▸ TASK STATEMENT
Every record shown here must be duplicated without change.

▸ RAW DATA
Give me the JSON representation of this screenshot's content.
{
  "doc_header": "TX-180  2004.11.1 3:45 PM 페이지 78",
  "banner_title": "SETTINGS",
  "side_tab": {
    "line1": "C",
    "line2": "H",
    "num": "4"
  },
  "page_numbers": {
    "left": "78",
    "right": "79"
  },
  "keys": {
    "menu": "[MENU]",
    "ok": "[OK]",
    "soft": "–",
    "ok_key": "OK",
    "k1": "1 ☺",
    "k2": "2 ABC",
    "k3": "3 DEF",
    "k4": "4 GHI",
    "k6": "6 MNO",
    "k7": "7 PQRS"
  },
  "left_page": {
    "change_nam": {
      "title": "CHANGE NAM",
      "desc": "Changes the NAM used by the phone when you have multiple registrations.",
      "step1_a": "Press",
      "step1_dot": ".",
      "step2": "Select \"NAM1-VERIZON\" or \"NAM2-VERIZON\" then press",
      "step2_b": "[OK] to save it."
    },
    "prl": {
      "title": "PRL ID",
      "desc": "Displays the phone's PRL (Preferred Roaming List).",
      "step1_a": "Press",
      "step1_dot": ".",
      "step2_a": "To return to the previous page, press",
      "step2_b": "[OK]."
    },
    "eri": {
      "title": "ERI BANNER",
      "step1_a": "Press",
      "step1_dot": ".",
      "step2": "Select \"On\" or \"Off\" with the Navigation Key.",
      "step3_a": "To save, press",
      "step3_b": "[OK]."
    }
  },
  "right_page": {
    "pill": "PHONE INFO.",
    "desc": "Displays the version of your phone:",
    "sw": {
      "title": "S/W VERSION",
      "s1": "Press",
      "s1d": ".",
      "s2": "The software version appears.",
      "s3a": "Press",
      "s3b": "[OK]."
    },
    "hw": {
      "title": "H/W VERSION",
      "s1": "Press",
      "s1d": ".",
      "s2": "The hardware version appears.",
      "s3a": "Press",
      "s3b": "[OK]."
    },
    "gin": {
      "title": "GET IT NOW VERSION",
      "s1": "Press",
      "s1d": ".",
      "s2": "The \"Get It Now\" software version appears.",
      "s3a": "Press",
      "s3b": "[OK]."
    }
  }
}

▸ PROBLEM SOLUTION
Give me the JSON representation of this screenshot's content.
{
  "doc_header": "TX-180  2004.11.1 3:45 PM 페이지 78",
  "banner_title": "SETTINGS",
  "side_tab": {
    "line1": "C",
    "line2": "H",
    "num": "4"
  },
  "page_numbers": {
    "left": "78",
    "right": "79"
  },
  "keys": {
    "menu": "[MENU]",
    "ok": "[OK]",
    "soft": "–",
    "ok_key": "OK",
    "k1": "1 ☺",
    "k2": "2 ABC",
    "k3": "3 DEF",
    "k4": "4 GHI",
    "k6": "6 MNO",
    "k7": "7 PQRS"
  },
  "left_page": {
    "change_nam": {
      "title": "CHANGE NAM",
      "desc": "Changes the NAM used by the phone when you have multiple registrations.",
      "step1_a": "Press",
      "step1_dot": ".",
      "step2": "Select \"NAM1-VERIZON\" or \"NAM2-VERIZON\" then press",
      "step2_b": "[OK] to save it."
    },
    "prl": {
      "title": "PRL ID",
      "desc": "Displays the phone's PRL (Preferred Roaming List).",
      "step1_a": "Press",
      "step1_dot": ".",
      "step2_a": "To return to the previous page, press",
      "step2_b": "[OK]."
    },
    "eri": {
      "title": "ERI BANNER",
      "step1_a": "Press",
      "step1_dot": ".",
      "step2": "Select \"On\" or \"Off\" with the Navigation Key.",
      "step3_a": "To save, press",
      "step3_b": "[OK]."
    }
  },
  "right_page": {
    "pill": "PHONE INFO.",
    "desc": "Displays the version of your phone:",
    "sw": {
      "title": "S/W VERSION",
      "s1": "Press",
      "s1d": ".",
      "s2": "The software version appears.",
      "s3a": "Press",
      "s3b": "[OK]."
    },
    "hw": {
      "title": "H/W VERSION",
      "s1": "Press",
      "s1d": ".",
      "s2": "The hardware version appears.",
      "s3a": "Press",
      "s3b": "[OK]."
    },
    "gin": {
      "title": "GET IT NOW VERSION",
      "s1": "Press",
      "s1d": ".",
      "s2": "The \"Get It Now\" software version appears.",
      "s3a": "Press",
      "s3b": "[OK]."
    }
  }
}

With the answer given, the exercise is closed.